_ACTION ITEM:_
Locate each line in the records containing "dakika". Copy it.

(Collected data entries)
^^^^^^^^

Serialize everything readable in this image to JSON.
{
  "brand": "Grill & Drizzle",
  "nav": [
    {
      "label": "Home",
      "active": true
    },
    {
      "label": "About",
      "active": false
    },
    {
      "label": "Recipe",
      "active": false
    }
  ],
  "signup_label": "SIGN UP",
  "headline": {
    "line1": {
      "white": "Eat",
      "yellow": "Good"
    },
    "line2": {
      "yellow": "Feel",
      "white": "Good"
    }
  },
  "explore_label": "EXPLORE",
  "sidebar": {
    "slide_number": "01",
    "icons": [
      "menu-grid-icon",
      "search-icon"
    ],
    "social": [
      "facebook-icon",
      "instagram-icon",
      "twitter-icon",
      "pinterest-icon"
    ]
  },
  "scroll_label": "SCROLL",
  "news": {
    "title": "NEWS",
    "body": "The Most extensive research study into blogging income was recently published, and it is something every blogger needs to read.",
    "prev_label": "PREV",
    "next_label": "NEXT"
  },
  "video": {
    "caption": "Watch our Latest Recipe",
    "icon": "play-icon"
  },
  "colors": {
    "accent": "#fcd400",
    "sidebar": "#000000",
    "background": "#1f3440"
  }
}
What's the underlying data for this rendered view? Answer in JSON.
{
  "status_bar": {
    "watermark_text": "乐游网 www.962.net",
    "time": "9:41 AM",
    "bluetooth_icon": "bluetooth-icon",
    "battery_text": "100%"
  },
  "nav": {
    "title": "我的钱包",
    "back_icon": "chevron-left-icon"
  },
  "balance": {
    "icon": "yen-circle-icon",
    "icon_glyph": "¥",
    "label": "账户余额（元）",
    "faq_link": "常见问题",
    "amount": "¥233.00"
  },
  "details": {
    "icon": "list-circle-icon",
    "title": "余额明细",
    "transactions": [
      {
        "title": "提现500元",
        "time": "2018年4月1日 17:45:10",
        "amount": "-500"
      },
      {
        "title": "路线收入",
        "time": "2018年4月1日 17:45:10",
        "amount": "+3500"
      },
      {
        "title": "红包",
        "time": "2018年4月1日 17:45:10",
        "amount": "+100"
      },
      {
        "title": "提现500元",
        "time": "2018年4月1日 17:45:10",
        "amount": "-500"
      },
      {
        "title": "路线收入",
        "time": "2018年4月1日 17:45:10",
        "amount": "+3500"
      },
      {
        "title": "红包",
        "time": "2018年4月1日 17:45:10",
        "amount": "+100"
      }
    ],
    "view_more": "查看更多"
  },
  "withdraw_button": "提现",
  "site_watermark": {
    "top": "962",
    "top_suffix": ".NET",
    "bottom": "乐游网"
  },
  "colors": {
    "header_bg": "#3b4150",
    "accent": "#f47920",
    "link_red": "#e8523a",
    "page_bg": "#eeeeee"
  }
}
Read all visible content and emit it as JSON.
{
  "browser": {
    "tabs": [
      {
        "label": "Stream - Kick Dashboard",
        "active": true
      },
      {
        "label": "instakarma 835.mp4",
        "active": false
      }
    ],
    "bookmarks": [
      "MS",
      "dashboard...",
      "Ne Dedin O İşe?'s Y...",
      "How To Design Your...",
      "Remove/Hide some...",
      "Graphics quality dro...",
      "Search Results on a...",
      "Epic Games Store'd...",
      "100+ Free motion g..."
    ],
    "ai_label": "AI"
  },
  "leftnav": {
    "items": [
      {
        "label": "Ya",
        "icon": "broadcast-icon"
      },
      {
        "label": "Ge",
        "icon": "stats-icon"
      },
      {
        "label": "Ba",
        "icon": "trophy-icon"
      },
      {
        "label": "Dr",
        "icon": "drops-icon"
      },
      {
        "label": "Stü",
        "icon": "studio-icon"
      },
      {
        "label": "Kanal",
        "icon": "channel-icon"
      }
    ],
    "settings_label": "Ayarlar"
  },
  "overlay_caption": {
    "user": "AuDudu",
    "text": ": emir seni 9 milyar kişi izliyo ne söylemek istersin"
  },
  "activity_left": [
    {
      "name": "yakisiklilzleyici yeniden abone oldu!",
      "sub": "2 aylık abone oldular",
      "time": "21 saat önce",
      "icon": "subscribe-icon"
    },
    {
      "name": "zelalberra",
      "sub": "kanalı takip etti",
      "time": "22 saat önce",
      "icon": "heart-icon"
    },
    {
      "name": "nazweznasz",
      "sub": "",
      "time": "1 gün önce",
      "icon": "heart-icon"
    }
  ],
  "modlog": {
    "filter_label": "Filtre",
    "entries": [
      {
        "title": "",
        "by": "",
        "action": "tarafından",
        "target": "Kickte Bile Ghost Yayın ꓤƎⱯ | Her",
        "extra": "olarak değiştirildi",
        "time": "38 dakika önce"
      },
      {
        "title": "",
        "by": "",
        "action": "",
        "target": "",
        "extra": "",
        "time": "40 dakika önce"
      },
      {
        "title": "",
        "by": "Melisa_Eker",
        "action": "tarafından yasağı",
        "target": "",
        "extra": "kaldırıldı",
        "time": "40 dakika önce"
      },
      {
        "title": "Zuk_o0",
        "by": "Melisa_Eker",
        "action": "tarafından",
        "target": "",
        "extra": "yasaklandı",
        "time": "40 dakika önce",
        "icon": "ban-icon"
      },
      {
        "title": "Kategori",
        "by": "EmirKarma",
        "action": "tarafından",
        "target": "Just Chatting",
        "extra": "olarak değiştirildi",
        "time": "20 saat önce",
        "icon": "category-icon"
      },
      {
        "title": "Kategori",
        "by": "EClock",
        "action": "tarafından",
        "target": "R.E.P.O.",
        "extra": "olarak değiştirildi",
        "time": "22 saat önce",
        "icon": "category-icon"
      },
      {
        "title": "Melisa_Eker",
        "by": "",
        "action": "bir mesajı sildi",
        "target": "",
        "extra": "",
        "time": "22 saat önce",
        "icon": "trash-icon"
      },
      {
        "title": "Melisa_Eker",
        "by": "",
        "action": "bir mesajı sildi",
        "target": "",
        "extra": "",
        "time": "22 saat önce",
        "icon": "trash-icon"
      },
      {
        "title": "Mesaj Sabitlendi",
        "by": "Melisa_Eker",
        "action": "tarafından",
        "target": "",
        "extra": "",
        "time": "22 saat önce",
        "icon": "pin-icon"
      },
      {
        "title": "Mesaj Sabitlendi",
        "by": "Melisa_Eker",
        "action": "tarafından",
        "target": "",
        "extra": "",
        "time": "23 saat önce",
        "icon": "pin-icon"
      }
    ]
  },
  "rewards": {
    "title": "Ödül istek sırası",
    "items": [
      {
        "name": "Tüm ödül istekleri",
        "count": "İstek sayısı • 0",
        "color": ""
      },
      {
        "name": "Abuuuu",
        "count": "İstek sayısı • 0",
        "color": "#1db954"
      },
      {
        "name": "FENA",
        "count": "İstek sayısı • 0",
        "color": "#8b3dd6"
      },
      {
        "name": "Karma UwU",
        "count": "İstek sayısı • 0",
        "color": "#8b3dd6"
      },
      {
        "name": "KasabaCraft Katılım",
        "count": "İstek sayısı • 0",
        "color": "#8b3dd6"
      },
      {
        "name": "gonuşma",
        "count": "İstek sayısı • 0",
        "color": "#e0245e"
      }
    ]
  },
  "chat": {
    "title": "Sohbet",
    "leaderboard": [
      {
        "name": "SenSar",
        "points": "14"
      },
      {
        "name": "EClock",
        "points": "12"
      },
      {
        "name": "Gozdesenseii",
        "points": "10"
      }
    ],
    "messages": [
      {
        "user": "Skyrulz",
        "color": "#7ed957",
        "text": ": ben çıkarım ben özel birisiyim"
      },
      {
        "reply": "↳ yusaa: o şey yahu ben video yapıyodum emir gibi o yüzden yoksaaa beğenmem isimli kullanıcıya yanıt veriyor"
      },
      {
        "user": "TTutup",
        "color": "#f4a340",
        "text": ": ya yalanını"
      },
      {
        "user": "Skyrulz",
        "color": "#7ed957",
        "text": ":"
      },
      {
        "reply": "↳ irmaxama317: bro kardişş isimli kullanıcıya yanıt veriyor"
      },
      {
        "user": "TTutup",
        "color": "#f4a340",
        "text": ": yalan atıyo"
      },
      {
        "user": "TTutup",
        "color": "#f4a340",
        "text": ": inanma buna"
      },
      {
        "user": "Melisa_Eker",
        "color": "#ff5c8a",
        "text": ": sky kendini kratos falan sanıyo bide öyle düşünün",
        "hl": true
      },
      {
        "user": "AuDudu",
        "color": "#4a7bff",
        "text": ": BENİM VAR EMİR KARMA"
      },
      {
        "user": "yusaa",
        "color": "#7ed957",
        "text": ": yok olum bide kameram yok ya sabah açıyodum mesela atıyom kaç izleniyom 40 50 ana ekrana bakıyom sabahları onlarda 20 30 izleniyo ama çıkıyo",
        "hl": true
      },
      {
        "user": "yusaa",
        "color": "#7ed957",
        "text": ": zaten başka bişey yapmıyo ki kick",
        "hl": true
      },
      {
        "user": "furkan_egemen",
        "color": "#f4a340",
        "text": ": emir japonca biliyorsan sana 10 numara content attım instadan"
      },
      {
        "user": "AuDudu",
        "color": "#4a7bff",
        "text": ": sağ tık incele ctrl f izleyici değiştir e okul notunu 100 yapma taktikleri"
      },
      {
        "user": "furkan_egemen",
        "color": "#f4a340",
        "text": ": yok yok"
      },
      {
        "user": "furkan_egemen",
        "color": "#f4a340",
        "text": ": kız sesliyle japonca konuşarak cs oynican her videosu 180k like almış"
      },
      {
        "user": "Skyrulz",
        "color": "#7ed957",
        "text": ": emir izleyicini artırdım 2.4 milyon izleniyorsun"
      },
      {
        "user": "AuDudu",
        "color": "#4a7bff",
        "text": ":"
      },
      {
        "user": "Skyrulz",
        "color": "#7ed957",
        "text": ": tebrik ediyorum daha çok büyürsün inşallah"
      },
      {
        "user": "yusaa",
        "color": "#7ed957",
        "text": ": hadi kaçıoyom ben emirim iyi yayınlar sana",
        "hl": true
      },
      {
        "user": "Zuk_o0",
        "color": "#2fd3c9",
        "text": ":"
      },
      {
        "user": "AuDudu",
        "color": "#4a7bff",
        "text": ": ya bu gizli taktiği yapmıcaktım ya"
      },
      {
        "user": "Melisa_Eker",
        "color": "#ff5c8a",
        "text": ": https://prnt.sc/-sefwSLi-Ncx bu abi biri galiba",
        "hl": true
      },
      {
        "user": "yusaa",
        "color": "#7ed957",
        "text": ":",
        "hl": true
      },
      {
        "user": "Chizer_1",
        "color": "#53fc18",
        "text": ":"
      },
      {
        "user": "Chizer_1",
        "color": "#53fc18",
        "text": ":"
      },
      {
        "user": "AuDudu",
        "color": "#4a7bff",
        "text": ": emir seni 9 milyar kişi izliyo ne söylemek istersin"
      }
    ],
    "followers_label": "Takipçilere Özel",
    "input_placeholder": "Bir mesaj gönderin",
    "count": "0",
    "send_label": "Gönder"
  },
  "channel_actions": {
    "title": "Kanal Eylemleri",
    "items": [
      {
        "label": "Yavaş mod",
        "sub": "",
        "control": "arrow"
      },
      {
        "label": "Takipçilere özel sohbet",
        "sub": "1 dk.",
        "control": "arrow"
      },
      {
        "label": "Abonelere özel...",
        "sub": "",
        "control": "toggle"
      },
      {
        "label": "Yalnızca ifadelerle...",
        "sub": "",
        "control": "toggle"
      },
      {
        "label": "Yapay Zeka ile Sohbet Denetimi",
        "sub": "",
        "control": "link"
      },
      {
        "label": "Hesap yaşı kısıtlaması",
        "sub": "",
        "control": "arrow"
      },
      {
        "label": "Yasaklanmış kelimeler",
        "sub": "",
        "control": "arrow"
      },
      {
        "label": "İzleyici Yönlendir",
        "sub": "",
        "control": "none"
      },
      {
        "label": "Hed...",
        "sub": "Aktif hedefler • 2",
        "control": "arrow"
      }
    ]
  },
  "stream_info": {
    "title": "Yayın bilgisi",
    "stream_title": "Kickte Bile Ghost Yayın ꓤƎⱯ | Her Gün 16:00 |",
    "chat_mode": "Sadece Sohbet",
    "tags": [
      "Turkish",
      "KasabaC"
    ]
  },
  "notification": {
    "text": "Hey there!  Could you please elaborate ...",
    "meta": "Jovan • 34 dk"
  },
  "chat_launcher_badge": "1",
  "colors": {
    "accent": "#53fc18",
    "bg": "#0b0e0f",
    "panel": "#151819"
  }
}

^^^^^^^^

_SOLUTION TO THIS EXERCISE:_
        "time": "38 dakika önce"
        "time": "40 dakika önce"
        "time": "40 dakika önce"
        "time": "40 dakika önce",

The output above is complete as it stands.